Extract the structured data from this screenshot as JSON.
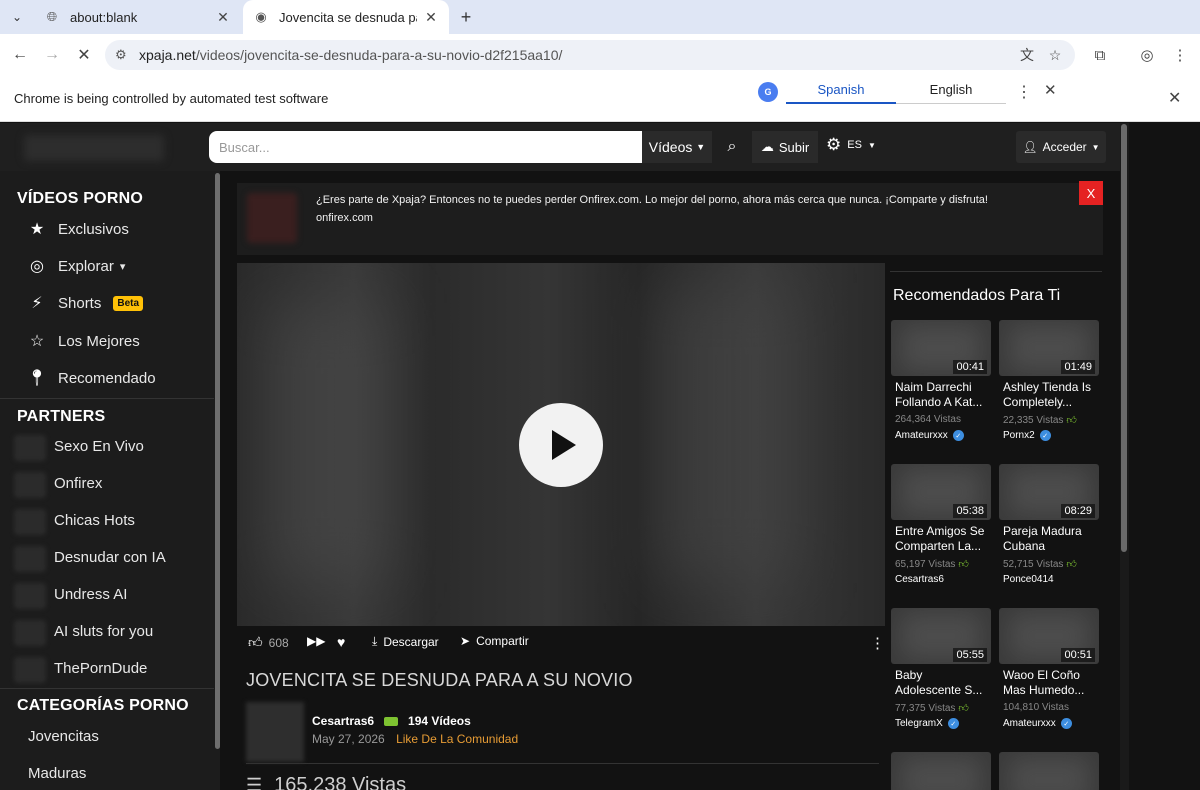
{
  "browser": {
    "tabs": [
      {
        "title": "about:blank",
        "icon": "globe-icon"
      },
      {
        "title": "Jovencita se desnuda par",
        "icon": "site-icon"
      }
    ],
    "url_host": "xpaja.net",
    "url_path": "/videos/jovencita-se-desnuda-para-a-su-novio-d2f215aa10/",
    "infobar_text": "Chrome is being controlled by automated test software",
    "translate": {
      "from": "Spanish",
      "to": "English"
    }
  },
  "header": {
    "search_placeholder": "Buscar...",
    "videos_label": "Vídeos",
    "upload_label": "Subir",
    "lang_label": "ES",
    "login_label": "Acceder"
  },
  "sidebar": {
    "section1_title": "VÍDEOS PORNO",
    "items": [
      {
        "label": "Exclusivos",
        "icon": "star-icon"
      },
      {
        "label": "Explorar",
        "icon": "compass-icon",
        "caret": "▾"
      },
      {
        "label": "Shorts",
        "icon": "bolt-icon",
        "badge": "Beta"
      },
      {
        "label": "Los Mejores",
        "icon": "star-outline-icon"
      },
      {
        "label": "Recomendado",
        "icon": "location-pin-icon"
      }
    ],
    "section2_title": "PARTNERS",
    "partners": [
      "Sexo En Vivo",
      "Onfirex",
      "Chicas Hots",
      "Desnudar con IA",
      "Undress AI",
      "AI sluts for you",
      "ThePornDude"
    ],
    "section3_title": "CATEGORÍAS PORNO",
    "categories": [
      "Jovencitas",
      "Maduras"
    ]
  },
  "promo": {
    "text": "¿Eres parte de Xpaja? Entonces no te puedes perder Onfirex.com. Lo mejor del porno, ahora más cerca que nunca. ¡Comparte y disfruta!",
    "link": "onfirex.com",
    "close": "X"
  },
  "video": {
    "likes": "608",
    "download_label": "Descargar",
    "share_label": "Compartir",
    "title": "JOVENCITA SE DESNUDA PARA A SU NOVIO",
    "uploader": "Cesartras6",
    "uploader_videos": "194 Vídeos",
    "date": "May 27, 2026",
    "community_label": "Like De La Comunidad",
    "views": "165,238 Vistas"
  },
  "recommended": {
    "title": "Recomendados Para Ti",
    "cards": [
      {
        "duration": "00:41",
        "title": "Naim Darrechi Follando A Kat...",
        "views": "264,364 Vistas",
        "author": "Amateurxxx"
      },
      {
        "duration": "01:49",
        "title": "Ashley Tienda Is Completely...",
        "views": "22,335 Vistas",
        "author": "Pornx2"
      },
      {
        "duration": "05:38",
        "title": "Entre Amigos Se Comparten La...",
        "views": "65,197 Vistas",
        "author": "Cesartras6"
      },
      {
        "duration": "08:29",
        "title": "Pareja Madura Cubana",
        "views": "52,715 Vistas",
        "author": "Ponce0414"
      },
      {
        "duration": "05:55",
        "title": "Baby Adolescente S...",
        "views": "77,375 Vistas",
        "author": "TelegramX"
      },
      {
        "duration": "00:51",
        "title": "Waoo El Coño Mas Humedo...",
        "views": "104,810 Vistas",
        "author": "Amateurxxx"
      }
    ]
  }
}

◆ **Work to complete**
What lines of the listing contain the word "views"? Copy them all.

◆ **Written response**
    "views": "165,238 Vistas"
        "views": "264,364 Vistas",
        "views": "22,335 Vistas",
        "views": "65,197 Vistas",
        "views": "52,715 Vistas",
        "views": "77,375 Vistas",
        "views": "104,810 Vistas",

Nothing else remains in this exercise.